Alcohol use 35% had ever tried alcohol Among those: ▪30% had five or more drinks over a short period of time at least once in the past month ▪Youth waited longer to try alcohol
Overweight and obesity rates Note: The difference between males and females who were obese was not statistically significant.
Exercise participation decreased ▪11% of students aged met the daily activity recommendations ▪More older youth (aged 18 or 19) reached their guidelines ▪Participation in organized sports, informal sports, and dance and aerobics decreased from 2008
Barriers to participation Most common reasons for not participating in sports or other activities: –Being too busy –Could not get there or home –The activity was not available in their community –Could not afford to participate –Worried about being bullied
Protective FactorsProtective Factors
School connectedness Positive family relationships Caring adults outside the family Someone to turn to for help Established Protective Factors
Peer relationships Good nutrition Feeling engaged and valued Stable home Established Protective Factors
Nine or more hours of sleep Neighbourhood safety Community connectedness Cultural connectedness Protective Factors
There are many improving trends in the health of Richmond youth Mental health, bullying, and sleep are some areas of concern Promoting protective factors have and can continue to play a key role in improving outcomes for Richmond youth
56 school district data tables 16 HSDA reports Growing Up in BC Sexual health report Youth resources Using the Data
Discussing the results ▪Commentary on the AHS findings from: –Mary Ellen Turpel-Lafond, Representative for Children and Youth –Bob Lenarduzzi, President, Vancouver Whitecaps. –And more! ▪Video on McCreary’s YouTube channelVideo on McCreary’s YouTube channel
Next Steps ▪Youth-led projects or initiatives In Our Shoes ▪Bullying awareness video ▪https://www.youtube.com/user/McCrearyCentrehttps://www.youtube.com/user/McCrearyCentre

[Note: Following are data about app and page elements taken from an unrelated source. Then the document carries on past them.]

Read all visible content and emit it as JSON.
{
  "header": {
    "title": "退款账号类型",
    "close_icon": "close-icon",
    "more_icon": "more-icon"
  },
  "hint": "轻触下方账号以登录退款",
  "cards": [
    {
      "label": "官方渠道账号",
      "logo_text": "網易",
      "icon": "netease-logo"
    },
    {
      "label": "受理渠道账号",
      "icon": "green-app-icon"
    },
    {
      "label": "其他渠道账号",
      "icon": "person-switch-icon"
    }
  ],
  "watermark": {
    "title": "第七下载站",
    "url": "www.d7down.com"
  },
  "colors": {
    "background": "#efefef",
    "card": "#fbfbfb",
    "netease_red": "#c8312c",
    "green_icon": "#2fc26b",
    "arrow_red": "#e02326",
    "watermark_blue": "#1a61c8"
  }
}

Grants up to $500 for youth-led projects
Richmond Results of the 2013 BC Adolescent Health Survey